Turns out brown bears are trash monsters whose habit of noshing on garbage leads them to develop a more sedentary lifestyle. Wow, same!
According to a new study published in the Journal of Zoology, migratory brown bears in northeast Turkey who often visited a garbage dump to find food—researchers termed them, fantastically, “dump bears”—tended to stick close to the trash heap, save for their hibernation period. Bears that never visited the garbage dump, however, traveled an average of 100 miles per year to find food.
The study tracked 16 bears in total—10 dump bears and six wild bears—and followed them for an average of 10 months, though some were tracked for up to 20 months.
“It’s surprising that two substantially distinct lifestyles can develop and coexist within a small and isolated subpopulation,” Gabriele Cozzi, a post-doctorate student at the University of Zurich who helped lead the study, told New Scientist.
Unfortunately, the dump bears may soon have to get used to their old way of living. The city government plans to close the garbage dump “in the near future,” according to the study. But if they don’t readjust to the old ways, the researchers warn, they may “die following malnutrition before hibernation.” Please, dump bears, I’m begging you, stay away from the garbage dump.

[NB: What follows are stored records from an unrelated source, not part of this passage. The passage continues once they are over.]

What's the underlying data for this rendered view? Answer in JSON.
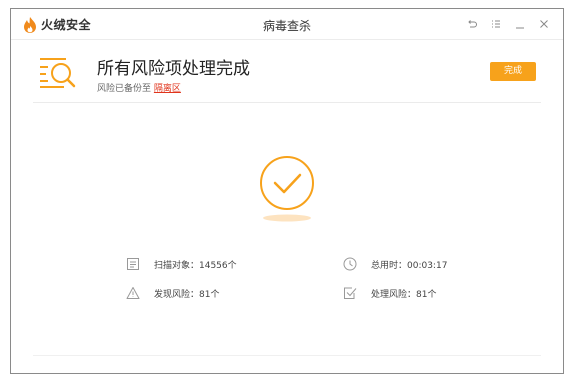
{
  "app": {
    "name": "火绒安全",
    "window_title": "病毒查杀"
  },
  "window_controls": [
    "restore-icon",
    "menu-icon",
    "minimize-icon",
    "close-icon"
  ],
  "header": {
    "title": "所有风险项处理完成",
    "backup_prefix": "风险已备份至",
    "quarantine_link": "隔离区",
    "done_button": "完成"
  },
  "stats": {
    "scanned": "扫描对象：14556个",
    "elapsed": "总用时：00:03:17",
    "found": "发现风险：81个",
    "handled": "处理风险：81个"
  },
  "colors": {
    "accent": "#f7a21b",
    "link": "#e0341c"
  }
}
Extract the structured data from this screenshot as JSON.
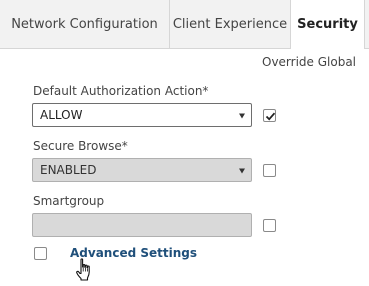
{
  "tabs": [
    {
      "label": "Network Configuration",
      "active": false
    },
    {
      "label": "Client Experience",
      "active": false
    },
    {
      "label": "Security",
      "active": true
    }
  ],
  "override_global_label": "Override Global",
  "fields": {
    "default_authorization": {
      "label": "Default Authorization Action*",
      "value": "ALLOW",
      "override_checked": true
    },
    "secure_browse": {
      "label": "Secure Browse*",
      "value": "ENABLED",
      "override_checked": false
    },
    "smartgroup": {
      "label": "Smartgroup",
      "value": "",
      "override_checked": false
    }
  },
  "advanced_settings": {
    "label": "Advanced Settings",
    "checked": false
  },
  "colors": {
    "link": "#1f4f7a",
    "disabled_field": "#d9d9d9",
    "tab_bar": "#f2f2f2"
  }
}
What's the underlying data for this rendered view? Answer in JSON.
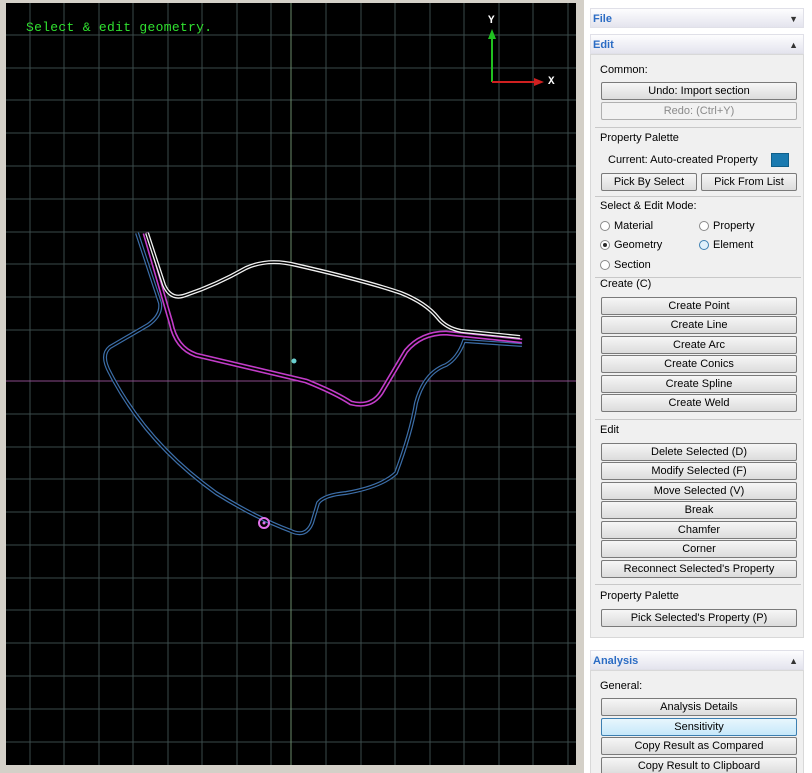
{
  "viewport": {
    "status_message": "Select & edit geometry.",
    "axis_y": "Y",
    "axis_x": "X"
  },
  "panel": {
    "file": {
      "title": "File"
    },
    "edit": {
      "title": "Edit",
      "common": {
        "label": "Common:",
        "undo": "Undo: Import section",
        "redo": "Redo: (Ctrl+Y)"
      },
      "property_palette": {
        "label": "Property Palette",
        "current": "Current: Auto-created Property",
        "current_color": "#1a7ab0",
        "pick_by_select": "Pick By Select",
        "pick_from_list": "Pick From List"
      },
      "mode": {
        "label": "Select & Edit Mode:",
        "options": [
          {
            "label": "Material",
            "selected": false
          },
          {
            "label": "Property",
            "selected": false
          },
          {
            "label": "Geometry",
            "selected": true
          },
          {
            "label": "Element",
            "selected": false
          },
          {
            "label": "Section",
            "selected": false
          }
        ]
      },
      "create": {
        "label": "Create (C)",
        "buttons": [
          "Create Point",
          "Create Line",
          "Create Arc",
          "Create Conics",
          "Create Spline",
          "Create Weld"
        ]
      },
      "edit_group": {
        "label": "Edit",
        "buttons": [
          "Delete Selected (D)",
          "Modify Selected (F)",
          "Move Selected (V)",
          "Break",
          "Chamfer",
          "Corner",
          "Reconnect Selected's Property"
        ]
      },
      "property_palette_2": {
        "label": "Property Palette",
        "button": "Pick Selected's Property (P)"
      }
    },
    "analysis": {
      "title": "Analysis",
      "general": {
        "label": "General:",
        "buttons": [
          "Analysis Details",
          "Sensitivity",
          "Copy Result as Compared",
          "Copy Result to Clipboard"
        ]
      }
    }
  }
}
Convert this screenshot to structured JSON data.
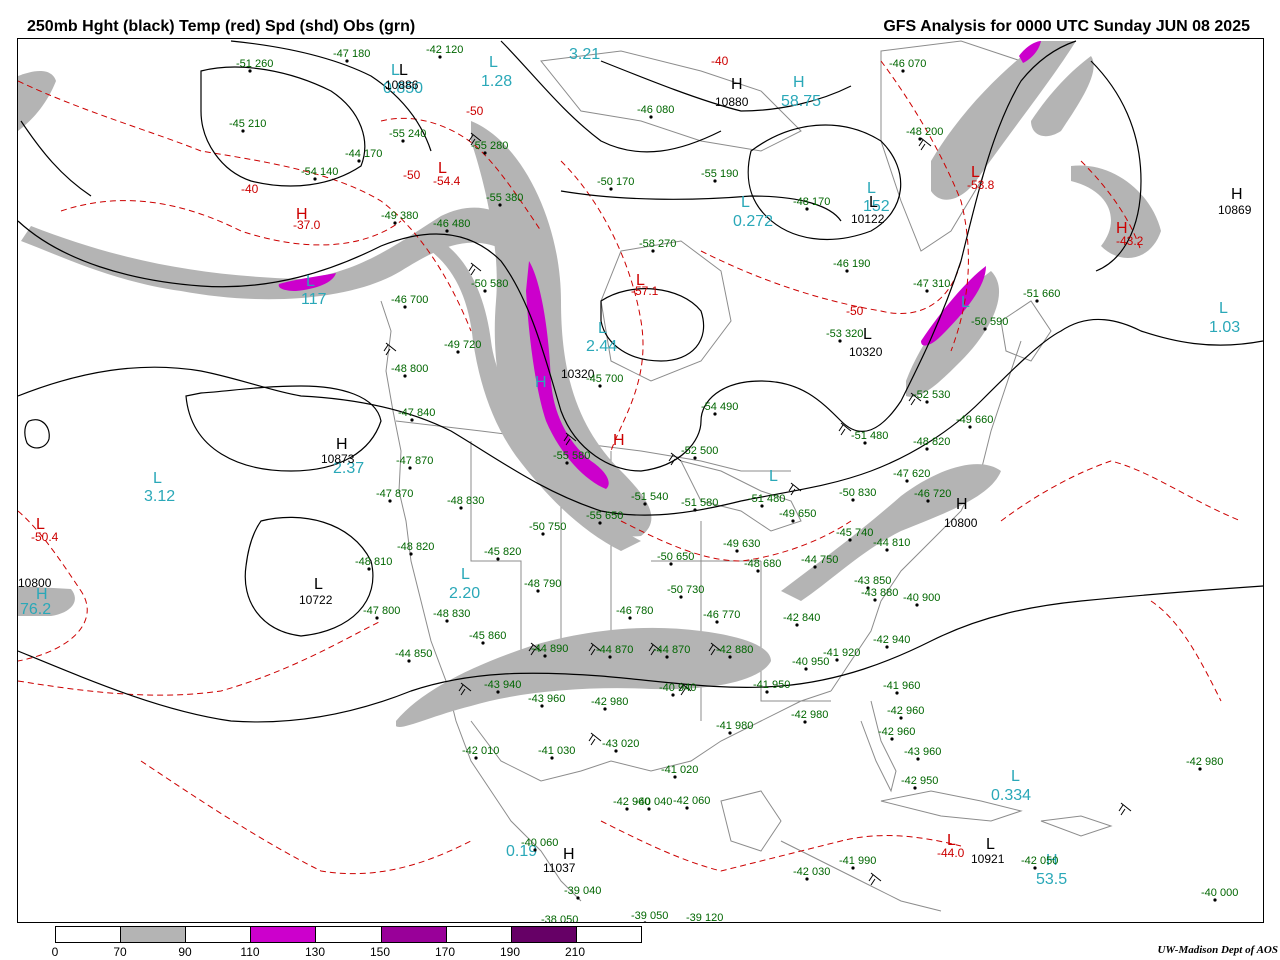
{
  "title_left": "250mb Hght (black) Temp (red) Spd (shd) Obs (grn)",
  "title_right": "GFS Analysis for 0000 UTC Sunday  JUN 08 2025",
  "credit": "UW-Madison  Dept of AOS",
  "colors": {
    "height_contour": "#000000",
    "temp_contour": "#cc0000",
    "geography": "#888888",
    "speed_70_90": "#b4b4b4",
    "speed_110_130": "#cc00cc",
    "speed_150_170": "#990099",
    "speed_190_210": "#660066",
    "obs": "#006600",
    "center_labels": "#2aa8b8"
  },
  "speed_legend": {
    "labels": [
      "0",
      "70",
      "90",
      "110",
      "130",
      "150",
      "170",
      "190",
      "210"
    ],
    "segments": [
      "#ffffff",
      "#b4b4b4",
      "#ffffff",
      "#cc00cc",
      "#ffffff",
      "#990099",
      "#ffffff",
      "#660066",
      "#ffffff"
    ]
  },
  "height_centers": [
    {
      "type": "L",
      "value": "10886"
    },
    {
      "type": "H",
      "value": "10880"
    },
    {
      "type": "L",
      "value": "10122"
    },
    {
      "type": "H",
      "value": "10869"
    },
    {
      "type": "L",
      "value": "10320"
    },
    {
      "type": "H",
      "value": "10873"
    },
    {
      "type": "L",
      "value": "10722"
    },
    {
      "type": "H",
      "value": "10800"
    },
    {
      "type": "L",
      "value": "10921"
    },
    {
      "type": "H",
      "value": "11037"
    }
  ],
  "height_labels": [
    "10320",
    "10800"
  ],
  "temp_labels": [
    "-50",
    "-40",
    "-50",
    "-54.4",
    "-40",
    "-37.0",
    "-57.1",
    "-50",
    "-53.8",
    "-43.2",
    "-50.4",
    "-44.0"
  ],
  "cyan_labels": [
    "0.850",
    "1.28",
    "3.21",
    "58.75",
    "0.272",
    "152",
    "117",
    "2.44",
    "1.03",
    "3.12",
    "2.37",
    "2.20",
    "0.334",
    "53.5",
    "0.19",
    "76.2"
  ],
  "observations": [
    "-42 120",
    "-47 180",
    "-51 260",
    "-45 210",
    "-55 240",
    "-44 170",
    "-54 140",
    "-55 280",
    "-49 380",
    "-46 480",
    "-55 380",
    "-50 170",
    "-46 080",
    "-55 190",
    "-48 170",
    "-48 200",
    "-46 070",
    "-58 270",
    "-46 190",
    "-47 310",
    "-51 660",
    "-50 580",
    "-46 700",
    "-53 320",
    "-50 590",
    "-49 720",
    "-48 800",
    "-45 700",
    "-52 530",
    "-47 840",
    "-54 490",
    "-49 660",
    "-51 480",
    "-48 820",
    "-47 870",
    "-52 500",
    "-55 580",
    "-47 620",
    "-47 870",
    "-48 830",
    "-51 540",
    "-51 580",
    "-51 480",
    "-55 650",
    "-49 650",
    "-50 830",
    "-46 720",
    "-50 750",
    "-50 650",
    "-49 630",
    "-48 820",
    "-48 810",
    "-45 820",
    "-45 740",
    "-44 810",
    "-48 680",
    "-44 750",
    "-48 790",
    "-46 780",
    "-50 730",
    "-46 770",
    "-43 850",
    "-43 880",
    "-40 900",
    "-47 800",
    "-48 830",
    "-42 840",
    "-42 940",
    "-44 850",
    "-45 860",
    "-44 890",
    "-44 870",
    "-44 870",
    "-42 880",
    "-40 950",
    "-41 920",
    "-41 960",
    "-43 940",
    "-43 960",
    "-42 980",
    "-40 940",
    "-41 950",
    "-42 980",
    "-41 980",
    "-42 960",
    "-42 960",
    "-43 960",
    "-42 950",
    "-42 980",
    "-42 010",
    "-41 030",
    "-43 020",
    "-41 020",
    "-42 960",
    "-42 060",
    "-40 040",
    "-40 060",
    "-39 040",
    "-42 030",
    "-41 990",
    "-42 050",
    "-38 050",
    "-39 050",
    "-39 120",
    "-40 000"
  ]
}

Interestingly, bears aren’t the only creatures whose behavior patterns have been substantially altered by the garbage we humans often and irresponsibly leave behind. White storks, too, have been shown to flock to garbage patches, and even city-dwelling ants like to snarf down our trash. Animals: Just like us!